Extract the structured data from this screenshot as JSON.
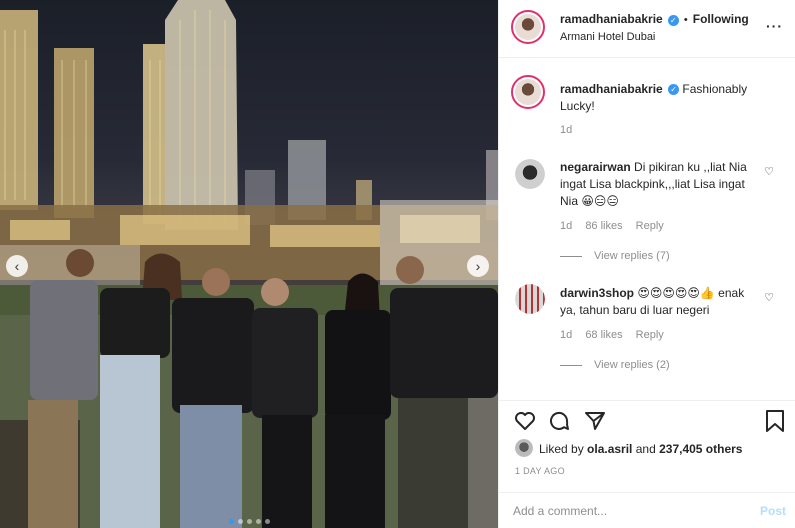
{
  "post": {
    "username": "ramadhaniabakrie",
    "follow_label": "Following",
    "separator": "•",
    "location": "Armani Hotel Dubai",
    "more_label": "···",
    "caption": "Fashionably Lucky!",
    "caption_age": "1d"
  },
  "comments": [
    {
      "username": "negarairwan",
      "text": "Di pikiran ku ,,liat Nia ingat Lisa blackpink,,,liat Lisa ingat Nia 😀😑😑",
      "age": "1d",
      "likes": "86 likes",
      "reply_label": "Reply",
      "view_replies": "View replies (7)"
    },
    {
      "username": "darwin3shop",
      "text": "😍😍😍😍😍👍 enak ya, tahun baru di luar negeri",
      "age": "1d",
      "likes": "68 likes",
      "reply_label": "Reply",
      "view_replies": "View replies (2)"
    }
  ],
  "likes": {
    "prefix": "Liked by ",
    "user": "ola.asril",
    "middle": " and ",
    "count": "237,405 others"
  },
  "timestamp": "1 DAY AGO",
  "add_comment": {
    "placeholder": "Add a comment...",
    "post_label": "Post"
  },
  "carousel": {
    "prev": "‹",
    "next": "›",
    "current_index": 1,
    "total": 5
  },
  "icons": {
    "like": "heart-icon",
    "comment": "comment-icon",
    "share": "share-icon",
    "save": "bookmark-icon",
    "verified": "verified-badge-icon"
  },
  "colors": {
    "accent": "#3897f0",
    "post_disabled": "#b2dffc",
    "muted": "#8e8e8e"
  }
}
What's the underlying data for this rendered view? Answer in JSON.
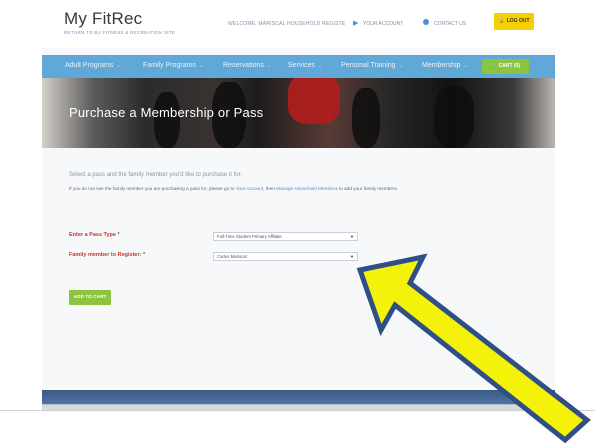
{
  "header": {
    "logo": "My FitRec",
    "logo_sub": "RETURN TO BU FITNESS & RECREATION SITE",
    "welcome": "WELCOME, MARISCAL HOUSEHOLD REGISTE",
    "account": "YOUR ACCOUNT",
    "contact": "CONTACT US",
    "logout": "LOG OUT"
  },
  "nav": {
    "items": [
      "Adult Programs",
      "Family Programs",
      "Reservations",
      "Services",
      "Personal Training",
      "Membership"
    ],
    "cart": "CART (0)"
  },
  "hero": {
    "title": "Purchase a Membership or Pass"
  },
  "content": {
    "intro": "Select a pass and the family member you'd like to purchase it for.",
    "note_prefix": "If you do not see the family member you are purchasing a pass for, please go to ",
    "note_link1": "Your Account",
    "note_middle": ", then ",
    "note_link2": "Manage Household Members",
    "note_suffix": " to add your family members."
  },
  "form": {
    "pass_label": "Enter a Pass Type *",
    "pass_value": "Full-Time Student Primary Affiliate",
    "member_label": "Family member to Register: *",
    "member_value": "Carlos Mariscal",
    "add_to_cart": "ADD TO CART"
  },
  "colors": {
    "nav": "#5fa8d8",
    "logout": "#f5d000",
    "green": "#8bc53f",
    "label_red": "#c0392b",
    "arrow_fill": "#f5f20a",
    "arrow_stroke": "#2f4f86"
  }
}
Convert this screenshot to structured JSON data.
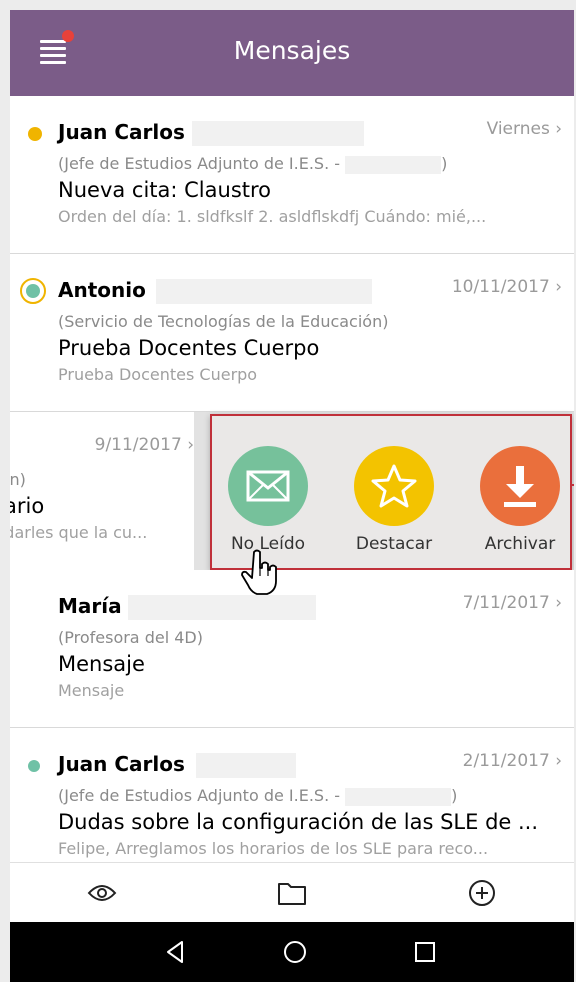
{
  "app_title": "Mensajes",
  "messages": [
    {
      "name": "Juan Carlos",
      "date": "Viernes ›",
      "sub": "(Jefe de Estudios Adjunto de I.E.S. - ",
      "sub_tail": ")",
      "subject": "Nueva cita: Claustro",
      "preview": "Orden del día:   1. sldfkslf 2. asldflskdfj Cuándo: mié,...",
      "indicator_color": "#f0b400"
    },
    {
      "name": "Antonio",
      "date": "10/11/2017 ›",
      "sub": "(Servicio de Tecnologías de la Educación)",
      "subject": "Prueba Docentes Cuerpo",
      "preview": "Prueba Docentes Cuerpo",
      "indicator_color": "#6fc1a6",
      "indicator_ring_color": "#f0b400"
    },
    {
      "date": "9/11/2017 ›",
      "sub": "ición)",
      "subject": "ario",
      "preview": "rdarles que la cu..."
    },
    {
      "name": "María",
      "date": "7/11/2017 ›",
      "sub": "(Profesora del 4D)",
      "subject": "Mensaje",
      "preview": "Mensaje"
    },
    {
      "name": "Juan Carlos",
      "date": "2/11/2017 ›",
      "sub": "(Jefe de Estudios Adjunto de I.E.S. - ",
      "sub_tail": ")",
      "subject": "Dudas sobre la configuración de las SLE de ...",
      "preview": "Felipe,  Arreglamos los horarios de los SLE para reco...",
      "indicator_color": "#6fc1a6"
    }
  ],
  "swipe_actions": [
    {
      "label": "No Leído",
      "icon": "envelope-icon",
      "color": "#76c19b"
    },
    {
      "label": "Destacar",
      "icon": "star-icon",
      "color": "#f3c300"
    },
    {
      "label": "Archivar",
      "icon": "download-icon",
      "color": "#ea6f3c"
    }
  ],
  "bottom_bar": [
    "eye-icon",
    "folder-icon",
    "plus-circle-icon"
  ],
  "colors": {
    "appbar": "#7b5c88",
    "highlight_border": "#c0303a",
    "notification_dot": "#e8413a"
  }
}
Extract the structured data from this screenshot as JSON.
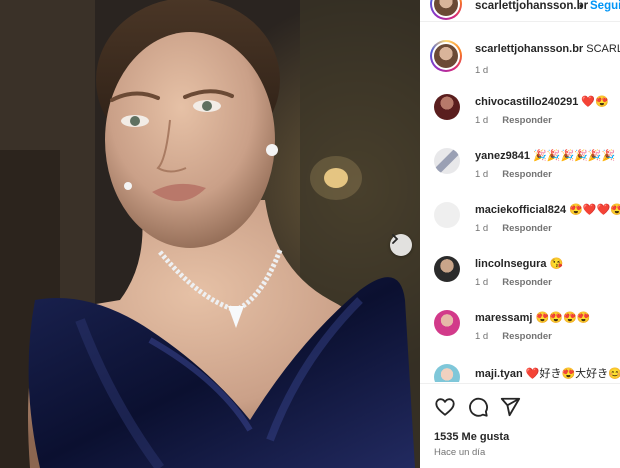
{
  "header": {
    "username": "scarlettjohansson.br",
    "separator": "•",
    "follow_label": "Seguir"
  },
  "post": {
    "username": "scarlettjohansson.br",
    "caption": "SCARLETT",
    "time": "1 d"
  },
  "reply_label": "Responder",
  "comments": [
    {
      "username": "chivocastillo240291",
      "text": "❤️😍",
      "time": "1 d"
    },
    {
      "username": "yanez9841",
      "text": "🎉🎉🎉🎉🎉🎉",
      "time": "1 d"
    },
    {
      "username": "maciekofficial824",
      "text": "😍❤️❤️😍",
      "time": "1 d"
    },
    {
      "username": "lincolnsegura",
      "text": "😘",
      "time": "1 d"
    },
    {
      "username": "maressamj",
      "text": "😍😍😍😍",
      "time": "1 d"
    },
    {
      "username": "maji.tyan",
      "text": "❤️好き😍大好き😊",
      "time": ""
    }
  ],
  "likes": "1535 Me gusta",
  "posted_ago": "Hace un día",
  "icons": [
    "heart-icon",
    "comment-icon",
    "share-icon",
    "chevron-right-icon"
  ],
  "colors": {
    "accent": "#0095f6",
    "dress": "#0b1030",
    "background": "#2a2420"
  }
}
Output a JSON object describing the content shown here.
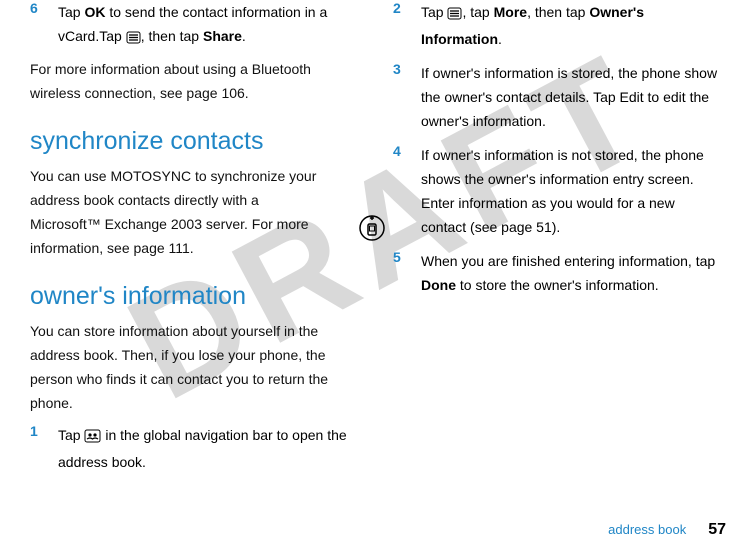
{
  "watermark": "DRAFT",
  "left": {
    "step6_num": "6",
    "step6_a": "Tap ",
    "step6_ok": "OK",
    "step6_b": " to send the contact information in a vCard.Tap ",
    "step6_c": ", then tap ",
    "step6_share": "Share",
    "step6_d": ".",
    "bt_text": "For more information about using a Bluetooth wireless connection, see page 106.",
    "sync_heading": "synchronize contacts",
    "sync_body": "You can use MOTOSYNC to synchronize your address book contacts directly with a Microsoft™ Exchange 2003 server. For more information, see page 111.",
    "owner_heading": "owner's information",
    "owner_body": "You can store information about yourself in the address book. Then, if you lose your phone, the person who finds it can contact you to return the phone.",
    "step1_num": "1",
    "step1_a": "Tap ",
    "step1_b": " in the global navigation bar to open the address book."
  },
  "right": {
    "step2_num": "2",
    "step2_a": "Tap ",
    "step2_b": ", tap ",
    "step2_more": "More",
    "step2_c": ", then tap ",
    "step2_ownerinfo": "Owner's Information",
    "step2_d": ".",
    "step3_num": "3",
    "step3_body": "If owner's information is stored, the phone show the owner's contact details. Tap Edit to edit the owner's information.",
    "step4_num": "4",
    "step4_body": "If owner's information is not stored, the phone shows the owner's information entry screen. Enter information as you would for a new contact (see page 51).",
    "step5_num": "5",
    "step5_a": "When you are finished entering information, tap ",
    "step5_done": "Done",
    "step5_b": " to store the owner's information."
  },
  "footer": {
    "label": "address book",
    "page": "57"
  }
}
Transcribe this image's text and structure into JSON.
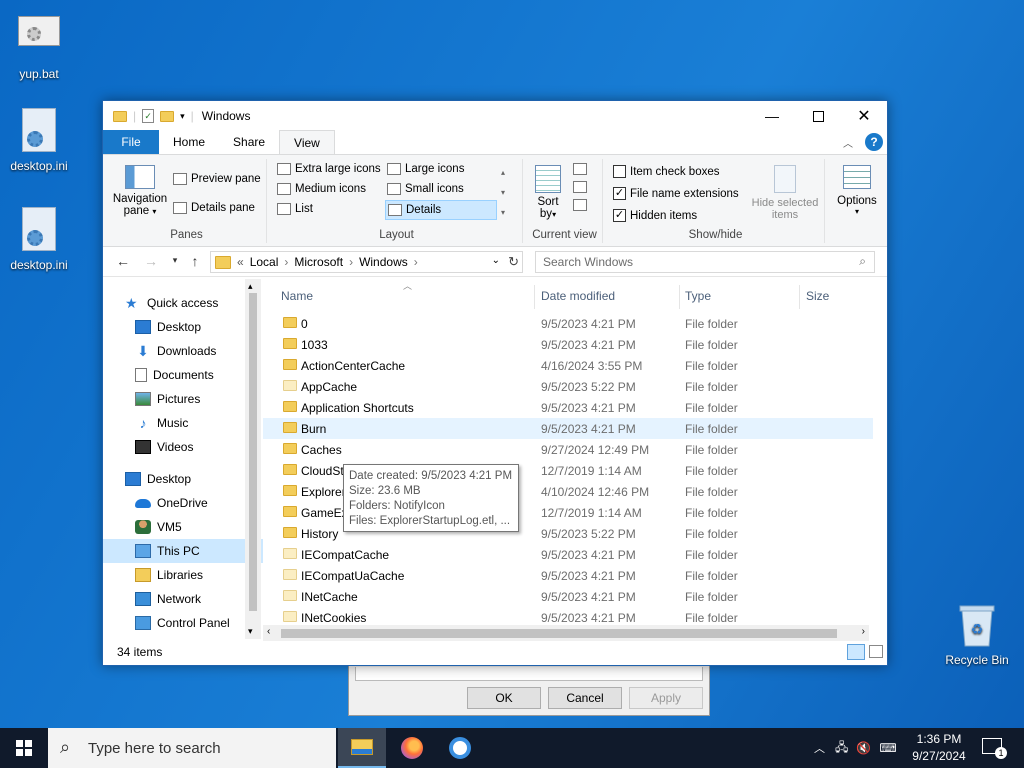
{
  "desktop": {
    "icons": [
      {
        "label": "yup.bat"
      },
      {
        "label": "desktop.ini"
      },
      {
        "label": "desktop.ini"
      },
      {
        "label": "Recycle Bin"
      }
    ]
  },
  "window": {
    "title": "Windows",
    "tabs": {
      "file": "File",
      "home": "Home",
      "share": "Share",
      "view": "View"
    },
    "ribbon": {
      "panes": {
        "navigation_pane": "Navigation",
        "navigation_pane_2": "pane",
        "preview_pane": "Preview pane",
        "details_pane": "Details pane",
        "label": "Panes"
      },
      "layout": {
        "extra_large_icons": "Extra large icons",
        "large_icons": "Large icons",
        "medium_icons": "Medium icons",
        "small_icons": "Small icons",
        "list": "List",
        "details": "Details",
        "label": "Layout"
      },
      "current_view": {
        "sort_by": "Sort",
        "sort_by_2": "by",
        "label": "Current view"
      },
      "show_hide": {
        "item_check_boxes": "Item check boxes",
        "file_name_extensions": "File name extensions",
        "hidden_items": "Hidden items",
        "hide_selected": "Hide selected",
        "hide_selected_2": "items",
        "label": "Show/hide"
      },
      "options": "Options"
    },
    "address": {
      "path": [
        "Local",
        "Microsoft",
        "Windows"
      ],
      "overflow": "«",
      "search_placeholder": "Search Windows"
    },
    "nav": {
      "quick_access": "Quick access",
      "qa_items": [
        "Desktop",
        "Downloads",
        "Documents",
        "Pictures",
        "Music",
        "Videos"
      ],
      "desktop": "Desktop",
      "tree_items": [
        "OneDrive",
        "VM5",
        "This PC",
        "Libraries",
        "Network",
        "Control Panel"
      ]
    },
    "columns": {
      "name": "Name",
      "date": "Date modified",
      "type": "Type",
      "size": "Size"
    },
    "files": [
      {
        "name": "0",
        "date": "9/5/2023 4:21 PM",
        "type": "File folder"
      },
      {
        "name": "1033",
        "date": "9/5/2023 4:21 PM",
        "type": "File folder"
      },
      {
        "name": "ActionCenterCache",
        "date": "4/16/2024 3:55 PM",
        "type": "File folder"
      },
      {
        "name": "AppCache",
        "date": "9/5/2023 5:22 PM",
        "type": "File folder"
      },
      {
        "name": "Application Shortcuts",
        "date": "9/5/2023 4:21 PM",
        "type": "File folder"
      },
      {
        "name": "Burn",
        "date": "9/5/2023 4:21 PM",
        "type": "File folder"
      },
      {
        "name": "Caches",
        "date": "9/27/2024 12:49 PM",
        "type": "File folder"
      },
      {
        "name": "CloudStore",
        "date": "12/7/2019 1:14 AM",
        "type": "File folder"
      },
      {
        "name": "Explorer",
        "date": "4/10/2024 12:46 PM",
        "type": "File folder"
      },
      {
        "name": "GameExplorer",
        "date": "12/7/2019 1:14 AM",
        "type": "File folder"
      },
      {
        "name": "History",
        "date": "9/5/2023 5:22 PM",
        "type": "File folder"
      },
      {
        "name": "IECompatCache",
        "date": "9/5/2023 4:21 PM",
        "type": "File folder"
      },
      {
        "name": "IECompatUaCache",
        "date": "9/5/2023 4:21 PM",
        "type": "File folder"
      },
      {
        "name": "INetCache",
        "date": "9/5/2023 4:21 PM",
        "type": "File folder"
      },
      {
        "name": "INetCookies",
        "date": "9/5/2023 4:21 PM",
        "type": "File folder"
      }
    ],
    "tooltip": {
      "line1": "Date created: 9/5/2023 4:21 PM",
      "line2": "Size: 23.6 MB",
      "line3": "Folders: NotifyIcon",
      "line4": "Files: ExplorerStartupLog.etl, ..."
    },
    "status": "34 items"
  },
  "dialog": {
    "ok": "OK",
    "cancel": "Cancel",
    "apply": "Apply"
  },
  "taskbar": {
    "search_placeholder": "Type here to search",
    "time": "1:36 PM",
    "date": "9/27/2024",
    "notification_count": "1"
  },
  "colors": {
    "accent": "#1979ca",
    "selection": "#cce8ff",
    "folder": "#f3cd5a"
  }
}
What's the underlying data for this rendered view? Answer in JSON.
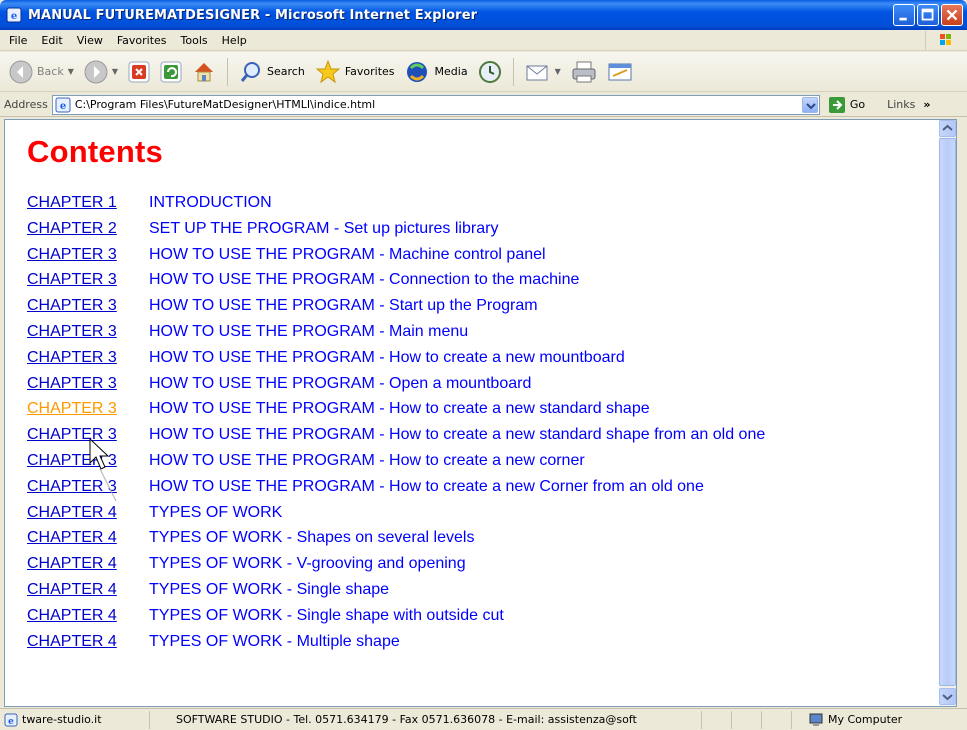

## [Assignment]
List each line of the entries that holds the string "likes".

## [Exercise answer]
      "likes": "86 likes",
      "likes": "68 likes",
  "likes": {
  "likes": "1535 Me gusta",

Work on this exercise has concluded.